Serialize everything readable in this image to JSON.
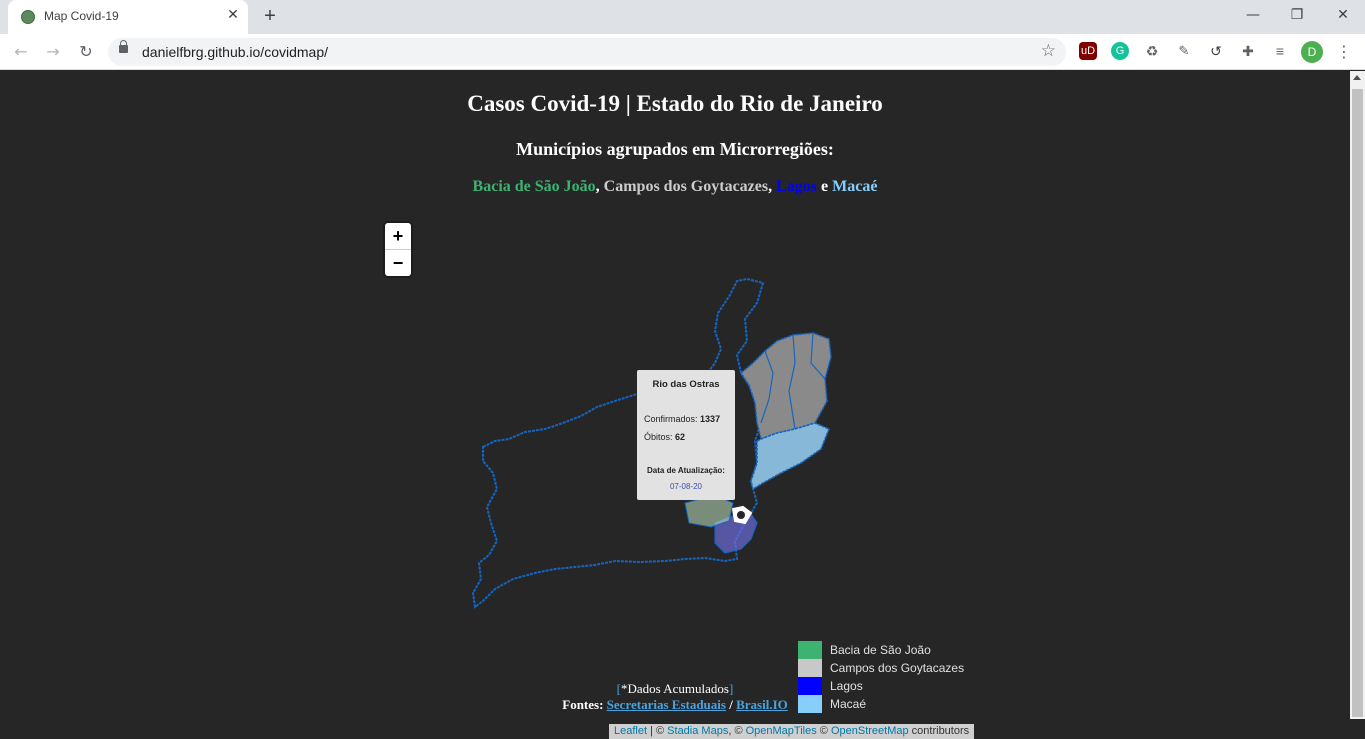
{
  "browser": {
    "tab_title": "Map Covid-19",
    "tab_close": "✕",
    "new_tab": "+",
    "url": "danielfbrg.github.io/covidmap/",
    "profile_initial": "D",
    "extensions": [
      "uBlock",
      "Grammarly",
      "Recycle",
      "Notes",
      "Sync",
      "Extensions",
      "Media"
    ]
  },
  "page": {
    "title": "Casos Covid-19 | Estado do Rio de Janeiro",
    "subtitle": "Municípios agrupados em Microrregiões:",
    "regions": [
      {
        "name": "Bacia de São João",
        "color": "#3cb371"
      },
      {
        "name": "Campos dos Goytacazes",
        "color": "#cccccc"
      },
      {
        "name": "Lagos",
        "color": "#0000ff"
      },
      {
        "name": "Macaé",
        "color": "#87cefa"
      }
    ],
    "sep1": ", ",
    "sep2": ", ",
    "sep3": " e "
  },
  "map": {
    "zoom_in": "+",
    "zoom_out": "−",
    "outline_color": "#1565c0",
    "popup": {
      "municipio": "Rio das Ostras",
      "confirmados_label": "Confirmados:",
      "confirmados": "1337",
      "obitos_label": "Óbitos:",
      "obitos": "62",
      "data_label": "Data de Atualização:",
      "data": "07-08-20"
    },
    "legend": [
      {
        "label": "Bacia de São João",
        "color": "#3cb371"
      },
      {
        "label": "Campos dos Goytacazes",
        "color": "#c8c8c8"
      },
      {
        "label": "Lagos",
        "color": "#0000ff"
      },
      {
        "label": "Macaé",
        "color": "#87cefa"
      }
    ],
    "attribution": {
      "leaflet": "Leaflet",
      "sep": " | © ",
      "stadia": "Stadia Maps",
      "c2": ", © ",
      "omt": "OpenMapTiles",
      "c3": " © ",
      "osm": "OpenStreetMap",
      "tail": " contributors"
    }
  },
  "footer": {
    "open_bracket": "[",
    "dados": "*Dados Acumulados",
    "close_bracket": "]",
    "fontes": "Fontes: ",
    "fonte1": "Secretarias Estaduais",
    "slash": " / ",
    "fonte2": "Brasil.IO"
  }
}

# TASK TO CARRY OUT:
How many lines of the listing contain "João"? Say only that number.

# OUTPUT FOR THIS TASK:
2